In the other large suburban office markets, Central North and Western East/West Corridor, the average vacancy rate is nearly 16 percent, up from a pre-crisis low of 9.2 percent, with high four- and five-star sublease availability of more than 25 percent between the two. In addition to ConAgra, a number of companies either moved their headquarters or relocated a significant portion of their work force from the Central North submarket to Chicago, including Walgreens, Allstate and Sterling Partners.

In addition, since 2009, many companies have relocated to Chicago from out of state, bringing thousands of jobs and increasing the demand for office space. These include ConAgra Brands, a packaged-food giant that moved its headquarters from Omaha, Neb., in 2016, and the Kraft Heinz Co., which shuttered the Madison, Wis., headquarters of its Oscar Mayer division and established a co-headquarters arrangement between Pittsburgh and Chicago.

Rising demand has led to an increase in office construction in the city. Developers delivered two office towers of over 1 million square feet each in early 2017, River Point and 150 N. Riverside Plaza, and the John Buck Co. is building an 820,000-square-foot office tower for CNA Financial. With its size, Chicago is unique for the region in that the addition of two 1-million-square-foot office towers will have a relatively modest effect on vacancy and rent. In fact, CoStar forecasts a vacancy rate of 13 percent for 2019 for the metro area, 100 basis points lower than at the start of 2017. .

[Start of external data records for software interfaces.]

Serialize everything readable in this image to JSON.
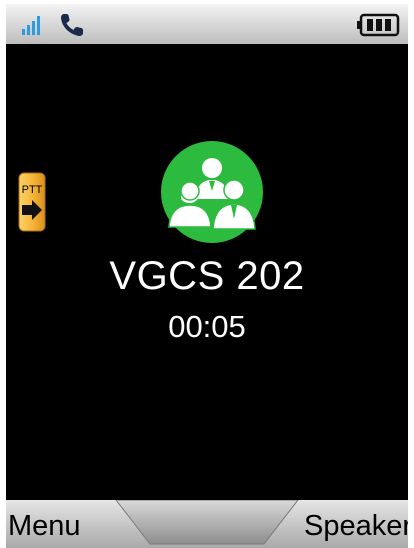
{
  "status_bar": {
    "icons": [
      "signal-icon",
      "phone-icon",
      "battery-icon"
    ],
    "signal_color": "#2c9be0",
    "phone_color": "#1a2a4a"
  },
  "ptt_indicator": {
    "label": "PTT",
    "icon": "arrow-right-icon",
    "color": "#f6b63b"
  },
  "call": {
    "avatar_icon": "group-users-icon",
    "avatar_color": "#2dbb3f",
    "name": "VGCS 202",
    "timer": "00:05"
  },
  "softkeys": {
    "left": "Menu",
    "right": "Speaker"
  }
}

The West Loop could be the greatest beneficiary of growth in downtown Chicago. With technology employers including Google, Gogo and Glassdoor taking space in the area and the nearby Fulton Market’s transformation from a meatpacking district to a restaurant mecca, millennials have made the West Loop one of Chicago’s trendiest neighborhoods.

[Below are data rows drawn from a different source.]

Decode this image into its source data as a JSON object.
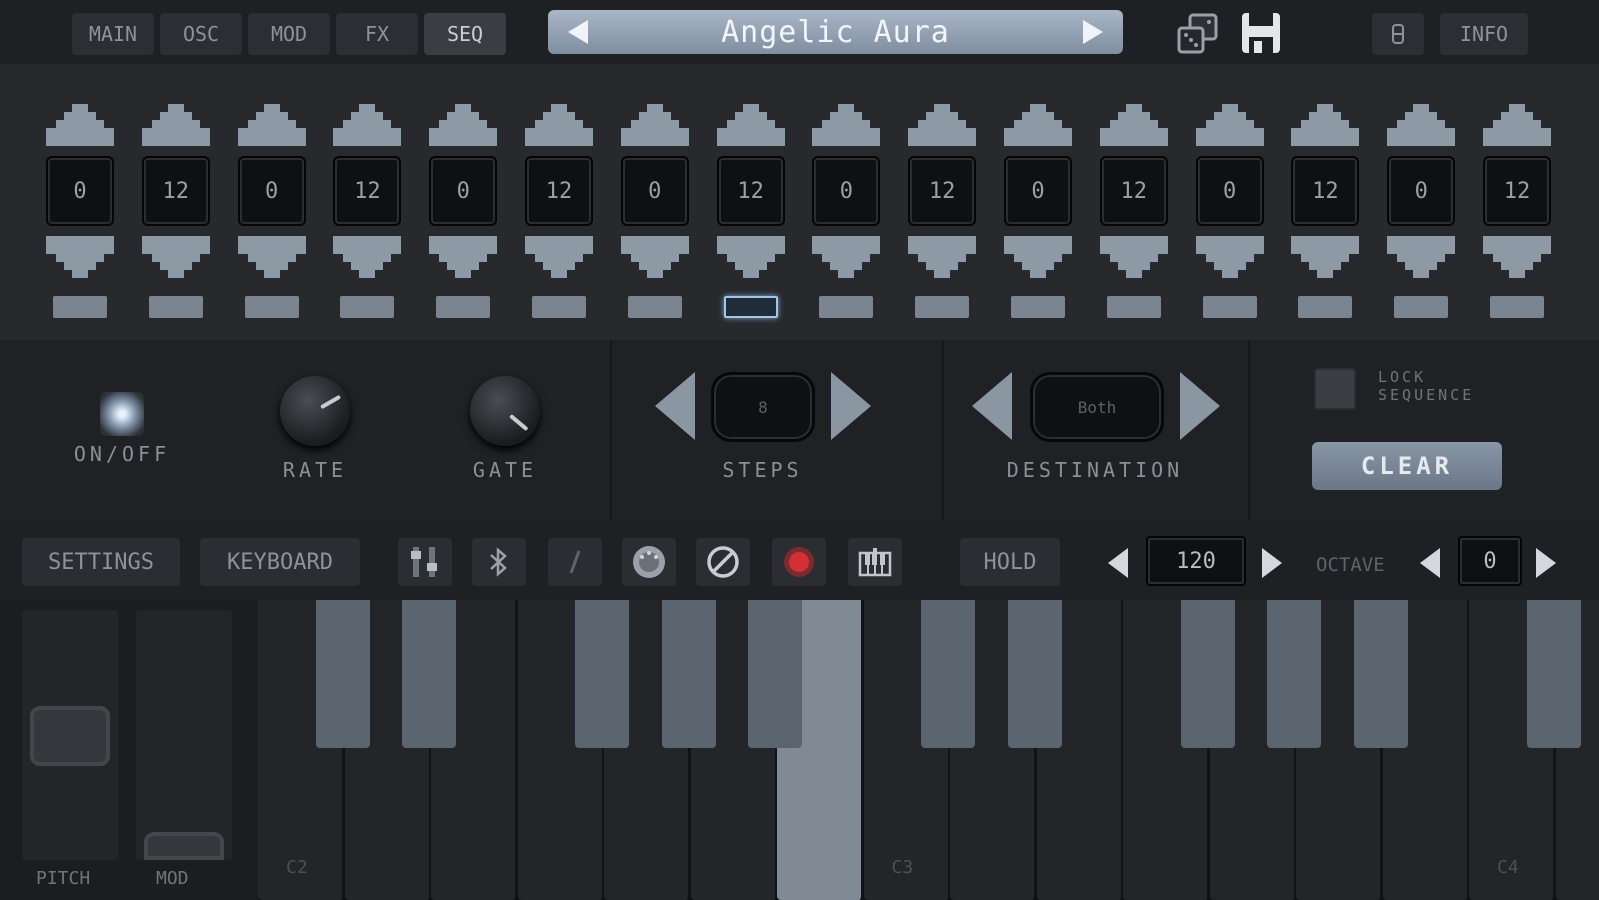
{
  "tabs": [
    {
      "label": "MAIN",
      "active": false
    },
    {
      "label": "OSC",
      "active": false
    },
    {
      "label": "MOD",
      "active": false
    },
    {
      "label": "FX",
      "active": false
    },
    {
      "label": "SEQ",
      "active": true
    }
  ],
  "preset": {
    "name": "Angelic Aura"
  },
  "top_icons": {
    "dice": "dice-icon",
    "save": "save-icon",
    "memory": "memory-icon"
  },
  "info_label": "INFO",
  "sequencer": {
    "steps": [
      {
        "value": "0"
      },
      {
        "value": "12"
      },
      {
        "value": "0"
      },
      {
        "value": "12"
      },
      {
        "value": "0"
      },
      {
        "value": "12"
      },
      {
        "value": "0"
      },
      {
        "value": "12"
      },
      {
        "value": "0"
      },
      {
        "value": "12"
      },
      {
        "value": "0"
      },
      {
        "value": "12"
      },
      {
        "value": "0"
      },
      {
        "value": "12"
      },
      {
        "value": "0"
      },
      {
        "value": "12"
      }
    ],
    "active_step_index": 7
  },
  "controls": {
    "onoff_label": "ON/OFF",
    "rate_label": "RATE",
    "gate_label": "GATE",
    "steps_label": "STEPS",
    "steps_value": "8",
    "destination_label": "DESTINATION",
    "destination_value": "Both",
    "lock_label_1": "LOCK",
    "lock_label_2": "SEQUENCE",
    "clear_label": "CLEAR"
  },
  "kbbar": {
    "settings_label": "SETTINGS",
    "keyboard_label": "KEYBOARD",
    "hold_label": "HOLD",
    "tempo_value": "120",
    "octave_label": "OCTAVE",
    "octave_value": "0",
    "record_color": "#c0282b"
  },
  "wheels": {
    "pitch_label": "PITCH",
    "mod_label": "MOD"
  },
  "keyboard": {
    "labels": [
      "C2",
      "C3",
      "C4"
    ]
  },
  "colors": {
    "accent": "#a7c4e3",
    "preset_bg": "#8d9cad"
  }
}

Morningstar believes that Chicago’s ongoing migration of younger residents to the central core will continue to attract employers to the area. While there will still be a need for suburban office space, the lack of construction in those areas and weaker access to public transit may dampen growth. Consequently, we expect growth in these areas to be more modest.

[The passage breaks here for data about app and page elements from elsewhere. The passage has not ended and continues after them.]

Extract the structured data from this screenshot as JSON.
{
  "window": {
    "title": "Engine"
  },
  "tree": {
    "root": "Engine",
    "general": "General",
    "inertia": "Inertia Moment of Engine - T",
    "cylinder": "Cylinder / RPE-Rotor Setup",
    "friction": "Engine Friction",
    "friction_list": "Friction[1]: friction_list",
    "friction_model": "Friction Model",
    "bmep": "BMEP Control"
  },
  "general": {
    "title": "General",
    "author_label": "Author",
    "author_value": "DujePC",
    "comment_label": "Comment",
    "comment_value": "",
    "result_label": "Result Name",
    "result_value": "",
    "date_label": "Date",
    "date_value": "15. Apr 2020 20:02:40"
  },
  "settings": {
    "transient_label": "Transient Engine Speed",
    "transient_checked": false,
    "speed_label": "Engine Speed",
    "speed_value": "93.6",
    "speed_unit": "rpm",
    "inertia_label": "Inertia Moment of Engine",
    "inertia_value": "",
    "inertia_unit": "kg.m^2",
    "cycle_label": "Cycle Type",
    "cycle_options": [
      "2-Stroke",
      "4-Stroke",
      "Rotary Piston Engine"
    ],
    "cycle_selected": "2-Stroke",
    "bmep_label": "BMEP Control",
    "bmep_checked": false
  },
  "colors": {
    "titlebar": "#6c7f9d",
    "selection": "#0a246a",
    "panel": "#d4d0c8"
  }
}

Steve Jellinek is a vice president of CMBS research and Edward Dittmer is a senior vice president of CMBS credit risk services at Morningstar Credit Ratings. They can be reached at steve.jellinek@morningstar.com and edward.dittmer@morningstar.com.